“Time on our Hands”. Resin and cast hands & arms, with alumina finish.
Between the twists and turns of the weather the lighthouse keepers’ hours were long. It was a life of solitude, away from their family or village. They had many hours to fill and to contemplate. Some have spoken of a constant wonder at the natural beauty and changing light, which they saw, as the days passed from dawn to sunset – ever changing with the seasons. No wonder that some of them were moved to paint, what they observed outside. Others turned the driftwood, string or flotsam, that was washed their way on the tides, into something creative - giving it a new life.
“Time on our Hands” illustrates just five of the numerous lighthouse keepers’ pastimes. Some of the “hobbies” had a practical bent, like cooking, bread making and general baking. For food it wasn’t always easy to get fresh supplies, so gardening was practical as well as time filling. But gardening was quite difficult. The thin, coastal soil and harsh, salty winds made growing impossible for all but the most tough, quick growing plants. As illustrated the thin soil could be improved by the addition of seaweed. But root crops were still impossible. A small garden was however managed for some years at the Mizen Head Signal Station. Model boats called Cirques were made as perfect mini versions of the flat bottomed vessels, that transported livestock up the west coast of Ireland. Also popular was the tradition of creating intricate ships in bottles. The bottles having been emptied first… Lighthouse keepers used, what was readily available, so bottles were decorated with shells, or models were constructed out of spent matches. Despite their tough, manual hands many were able to work with great skill in intricate detail. Fishing was also popular. Coastlines around lighthouses are naturally wild, but at quieter times they could throw a line from a rock or venture out to catch something for supper.
“Kinetic Seagulls”. Wood. The life size, flying sea birds, depict the Common gull and the Herring gull. The largest bird is the great Black backed gull, flying home to its nest on the cliffs with a mackerel.
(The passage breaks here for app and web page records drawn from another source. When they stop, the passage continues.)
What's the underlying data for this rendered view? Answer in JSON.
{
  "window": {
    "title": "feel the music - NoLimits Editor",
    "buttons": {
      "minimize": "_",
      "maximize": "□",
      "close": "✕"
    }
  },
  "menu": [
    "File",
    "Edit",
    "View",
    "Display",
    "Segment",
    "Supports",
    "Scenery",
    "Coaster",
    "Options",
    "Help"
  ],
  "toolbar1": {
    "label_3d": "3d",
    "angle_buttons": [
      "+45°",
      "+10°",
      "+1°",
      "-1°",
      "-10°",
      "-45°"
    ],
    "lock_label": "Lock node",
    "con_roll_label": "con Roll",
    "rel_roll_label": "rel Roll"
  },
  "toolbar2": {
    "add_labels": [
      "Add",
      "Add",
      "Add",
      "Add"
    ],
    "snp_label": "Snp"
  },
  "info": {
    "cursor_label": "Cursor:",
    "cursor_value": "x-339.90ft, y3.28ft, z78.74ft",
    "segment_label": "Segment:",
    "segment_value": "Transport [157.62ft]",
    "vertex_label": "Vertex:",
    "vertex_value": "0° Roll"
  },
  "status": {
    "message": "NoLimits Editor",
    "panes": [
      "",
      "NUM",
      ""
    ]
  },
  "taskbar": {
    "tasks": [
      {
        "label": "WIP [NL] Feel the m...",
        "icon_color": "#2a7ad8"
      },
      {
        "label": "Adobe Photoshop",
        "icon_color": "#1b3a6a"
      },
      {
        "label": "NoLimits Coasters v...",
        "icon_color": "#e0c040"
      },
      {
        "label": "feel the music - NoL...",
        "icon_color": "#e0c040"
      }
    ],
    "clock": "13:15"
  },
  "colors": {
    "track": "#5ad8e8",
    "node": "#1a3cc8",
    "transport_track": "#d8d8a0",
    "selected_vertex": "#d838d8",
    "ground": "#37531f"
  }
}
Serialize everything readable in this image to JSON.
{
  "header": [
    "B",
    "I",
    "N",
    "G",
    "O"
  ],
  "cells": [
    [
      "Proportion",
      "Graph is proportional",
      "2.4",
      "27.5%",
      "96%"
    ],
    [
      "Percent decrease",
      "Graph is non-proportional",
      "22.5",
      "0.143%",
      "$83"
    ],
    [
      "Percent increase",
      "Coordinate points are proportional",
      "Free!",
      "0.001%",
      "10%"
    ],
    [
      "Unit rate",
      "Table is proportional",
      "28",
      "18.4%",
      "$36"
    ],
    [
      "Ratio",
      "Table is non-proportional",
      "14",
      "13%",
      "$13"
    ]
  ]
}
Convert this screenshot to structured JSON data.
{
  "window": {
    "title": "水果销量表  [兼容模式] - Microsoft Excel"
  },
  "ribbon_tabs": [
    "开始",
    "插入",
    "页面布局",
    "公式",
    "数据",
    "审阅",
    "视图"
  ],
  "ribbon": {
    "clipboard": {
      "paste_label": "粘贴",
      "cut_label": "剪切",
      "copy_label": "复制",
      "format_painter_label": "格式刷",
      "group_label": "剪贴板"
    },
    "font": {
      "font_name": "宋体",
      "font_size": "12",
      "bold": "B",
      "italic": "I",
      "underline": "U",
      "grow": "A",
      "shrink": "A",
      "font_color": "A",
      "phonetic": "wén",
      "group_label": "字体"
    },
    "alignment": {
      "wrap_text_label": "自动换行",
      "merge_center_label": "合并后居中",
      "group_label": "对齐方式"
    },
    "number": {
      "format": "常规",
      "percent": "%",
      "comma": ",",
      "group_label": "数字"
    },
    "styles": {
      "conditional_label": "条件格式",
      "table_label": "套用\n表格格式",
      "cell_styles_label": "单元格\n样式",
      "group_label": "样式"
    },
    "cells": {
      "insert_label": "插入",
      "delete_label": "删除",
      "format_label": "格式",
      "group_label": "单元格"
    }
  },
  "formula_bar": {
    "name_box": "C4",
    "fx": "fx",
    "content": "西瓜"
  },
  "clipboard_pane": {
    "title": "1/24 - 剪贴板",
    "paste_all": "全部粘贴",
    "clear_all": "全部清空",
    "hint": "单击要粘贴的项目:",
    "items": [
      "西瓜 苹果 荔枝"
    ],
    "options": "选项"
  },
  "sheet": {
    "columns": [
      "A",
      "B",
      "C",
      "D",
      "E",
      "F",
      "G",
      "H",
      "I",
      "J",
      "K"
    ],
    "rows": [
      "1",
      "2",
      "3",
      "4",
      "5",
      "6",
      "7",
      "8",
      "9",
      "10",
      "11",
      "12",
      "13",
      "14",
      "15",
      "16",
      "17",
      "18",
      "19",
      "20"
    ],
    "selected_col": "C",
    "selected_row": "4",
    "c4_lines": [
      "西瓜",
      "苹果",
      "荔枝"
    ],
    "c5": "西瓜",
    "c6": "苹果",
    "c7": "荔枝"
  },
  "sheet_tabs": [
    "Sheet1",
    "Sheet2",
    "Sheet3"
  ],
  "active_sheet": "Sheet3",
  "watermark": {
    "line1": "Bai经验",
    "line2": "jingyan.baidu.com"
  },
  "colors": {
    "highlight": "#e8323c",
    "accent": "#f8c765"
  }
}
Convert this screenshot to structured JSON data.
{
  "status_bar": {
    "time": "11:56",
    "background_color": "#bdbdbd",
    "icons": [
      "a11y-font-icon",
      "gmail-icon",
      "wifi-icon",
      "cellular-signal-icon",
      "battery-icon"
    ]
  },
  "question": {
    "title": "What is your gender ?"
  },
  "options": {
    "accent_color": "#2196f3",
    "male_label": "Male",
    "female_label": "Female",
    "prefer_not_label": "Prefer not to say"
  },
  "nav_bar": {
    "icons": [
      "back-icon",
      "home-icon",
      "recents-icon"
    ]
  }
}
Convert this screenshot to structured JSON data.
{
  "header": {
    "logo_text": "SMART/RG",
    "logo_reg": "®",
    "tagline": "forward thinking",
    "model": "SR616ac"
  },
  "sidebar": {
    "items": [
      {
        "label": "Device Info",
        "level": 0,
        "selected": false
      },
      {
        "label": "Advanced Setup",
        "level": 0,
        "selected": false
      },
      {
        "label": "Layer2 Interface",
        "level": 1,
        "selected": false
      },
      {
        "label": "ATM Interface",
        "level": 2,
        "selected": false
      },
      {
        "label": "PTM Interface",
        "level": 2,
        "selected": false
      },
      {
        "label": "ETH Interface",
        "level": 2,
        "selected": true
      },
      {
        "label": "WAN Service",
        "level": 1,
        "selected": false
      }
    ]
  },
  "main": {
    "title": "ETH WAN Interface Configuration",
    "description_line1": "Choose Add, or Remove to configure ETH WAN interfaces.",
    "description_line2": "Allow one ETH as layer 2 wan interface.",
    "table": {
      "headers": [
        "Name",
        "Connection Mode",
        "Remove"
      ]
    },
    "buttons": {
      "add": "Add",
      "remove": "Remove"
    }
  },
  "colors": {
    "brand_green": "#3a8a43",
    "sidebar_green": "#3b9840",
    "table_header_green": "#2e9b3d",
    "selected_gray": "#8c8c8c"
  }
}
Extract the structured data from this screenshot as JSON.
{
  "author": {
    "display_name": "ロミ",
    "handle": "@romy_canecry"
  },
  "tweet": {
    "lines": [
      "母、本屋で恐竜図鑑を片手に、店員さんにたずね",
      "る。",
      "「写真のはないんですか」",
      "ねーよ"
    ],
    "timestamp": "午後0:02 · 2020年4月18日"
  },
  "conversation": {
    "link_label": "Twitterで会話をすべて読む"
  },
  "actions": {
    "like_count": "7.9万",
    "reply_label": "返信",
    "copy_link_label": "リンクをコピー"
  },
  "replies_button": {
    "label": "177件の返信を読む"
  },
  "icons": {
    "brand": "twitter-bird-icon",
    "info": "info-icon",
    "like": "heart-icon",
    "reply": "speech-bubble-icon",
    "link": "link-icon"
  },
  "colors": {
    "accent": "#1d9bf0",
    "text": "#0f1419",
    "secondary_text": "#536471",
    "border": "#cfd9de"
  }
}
The distinctive, red dot on the underside of the beak is to guide the chicks to peck, and thereby make their parent release the food.